Again, I think this is a great first step. After all, I knew all this stuff but hadn't bothered to really write it down anywhere (well, I sort of did try to do that once but not very well). The challenge seems to be how to share this knowledge in a way that people will pick it up, and if current self-help literature is any indication it seems to be a pretty tricky business.

Related to this: there are several points in the article where you mention (but don't link) a book that explains a concept in more detail. (i.e. "Deep Work.")

And on one hand you have sort of summarized the core point of Deep Work... but part of the reason books like Deep Work or Peak are useful is because they provide lots of context and anecdotes and inspiring speeches that cause you to take the ideas seriously.

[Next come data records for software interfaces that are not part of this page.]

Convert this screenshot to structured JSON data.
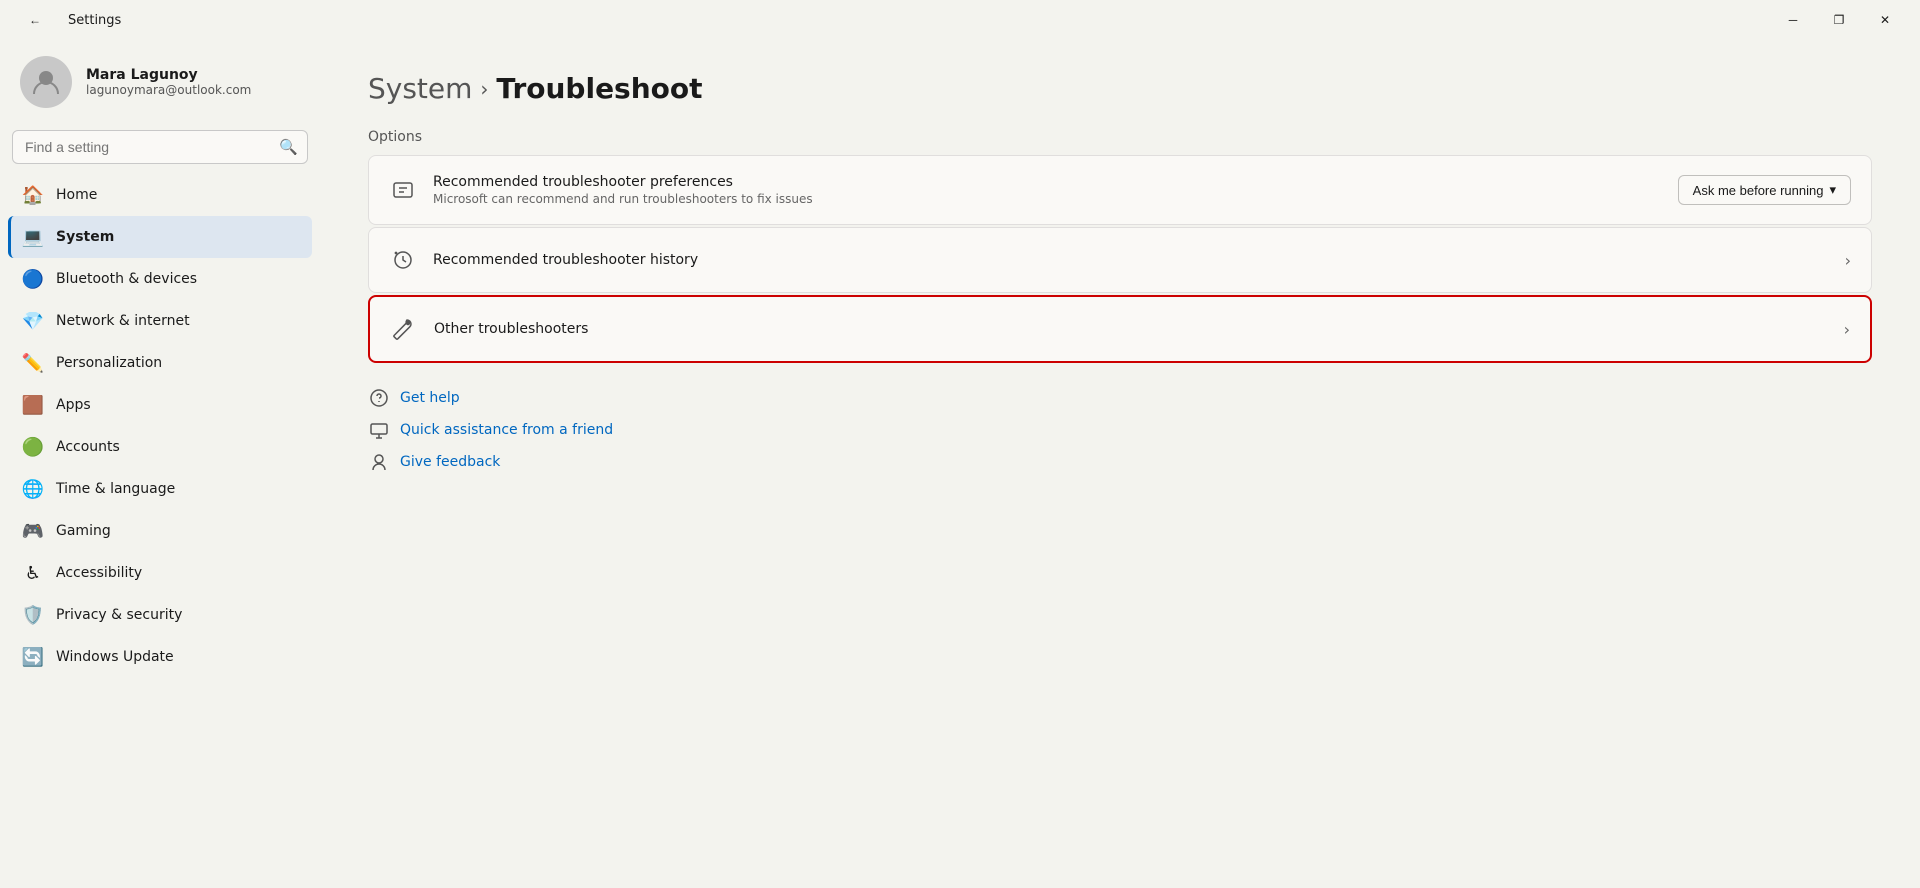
{
  "titlebar": {
    "title": "Settings",
    "back_icon": "←",
    "minimize_icon": "─",
    "maximize_icon": "❐",
    "close_icon": "✕"
  },
  "sidebar": {
    "user": {
      "name": "Mara Lagunoy",
      "email": "lagunoymara@outlook.com"
    },
    "search_placeholder": "Find a setting",
    "nav_items": [
      {
        "id": "home",
        "label": "Home",
        "icon": "🏠",
        "active": false
      },
      {
        "id": "system",
        "label": "System",
        "icon": "💻",
        "active": true
      },
      {
        "id": "bluetooth",
        "label": "Bluetooth & devices",
        "icon": "🔵",
        "active": false
      },
      {
        "id": "network",
        "label": "Network & internet",
        "icon": "💎",
        "active": false
      },
      {
        "id": "personalization",
        "label": "Personalization",
        "icon": "✏️",
        "active": false
      },
      {
        "id": "apps",
        "label": "Apps",
        "icon": "🟫",
        "active": false
      },
      {
        "id": "accounts",
        "label": "Accounts",
        "icon": "🟢",
        "active": false
      },
      {
        "id": "time",
        "label": "Time & language",
        "icon": "🌐",
        "active": false
      },
      {
        "id": "gaming",
        "label": "Gaming",
        "icon": "🎮",
        "active": false
      },
      {
        "id": "accessibility",
        "label": "Accessibility",
        "icon": "♿",
        "active": false
      },
      {
        "id": "privacy",
        "label": "Privacy & security",
        "icon": "🛡️",
        "active": false
      },
      {
        "id": "update",
        "label": "Windows Update",
        "icon": "🔄",
        "active": false
      }
    ]
  },
  "main": {
    "breadcrumb_parent": "System",
    "breadcrumb_separator": "›",
    "breadcrumb_current": "Troubleshoot",
    "section_label": "Options",
    "options": [
      {
        "id": "recommended-prefs",
        "icon": "💬",
        "title": "Recommended troubleshooter preferences",
        "desc": "Microsoft can recommend and run troubleshooters to fix issues",
        "dropdown_label": "Ask me before running",
        "has_dropdown": true,
        "highlighted": false
      },
      {
        "id": "recommended-history",
        "icon": "🕐",
        "title": "Recommended troubleshooter history",
        "desc": "",
        "has_chevron": true,
        "highlighted": false
      },
      {
        "id": "other-troubleshooters",
        "icon": "🔧",
        "title": "Other troubleshooters",
        "desc": "",
        "has_chevron": true,
        "highlighted": true
      }
    ],
    "links": [
      {
        "id": "get-help",
        "icon": "🔍",
        "label": "Get help"
      },
      {
        "id": "quick-assistance",
        "icon": "🖥️",
        "label": "Quick assistance from a friend"
      },
      {
        "id": "give-feedback",
        "icon": "👤",
        "label": "Give feedback"
      }
    ]
  }
}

So another update I think'd be useful here is for each section to directly link to the places that explain things in more detail, with notes like "if you'd like to really act on this, here's an easy next step you can take right now."

Great points. Regarding the lack of links, I was thinking that I had linked to it enough and that it can be annoying to have too many links. But on second thought, I don't think it's actually that annoying, and I intend for this post to be very modular, so for the use case where someone just arrives at a particular section that doesn't have a link, well that wouldn't be good.

And on one hand you have sort of summarized the core point of Deep Work... but part of the reason books like Deep Work or Peak are useful is because they provide lots of context and anecdotes and inspiring speeches that cause you to take the ideas seriously.

I very much agree, thank you for making this point. I updated the post to make a note of this. I did try to include lots of links to resources that elaborated on what I was talking about. I guess I could have an explicit Further Reading section for each subsection of this post, but that sorta seems like overkill to me, especially since Deep Work and Peak would be recommended numerous times, which gets repetitive. So instead I just noted the resources that are used heavily in this post up front. That plus the links to blog posts and stuff within the section seems like it'd be enough.

What do you think?

"I suspect why there's not a lot of this sort of thing, though, is that most of the value is in compiling the information and very little of it is in the reading of it." - I don't expect that many people will get much value from this post if they simply read through it once. On the other hand, if they return to it a few times and scan through looking for techniques they haven't tried or which they were doing and got out of the habit of doing and experiment with it, I expect that it would have a significant effect. This is much easier when you have it all in the one place, instead of spread across a large number of articles.

I agree that difficulty seems to be in how to actually implement the advice, rather than simply knowing about the techniques.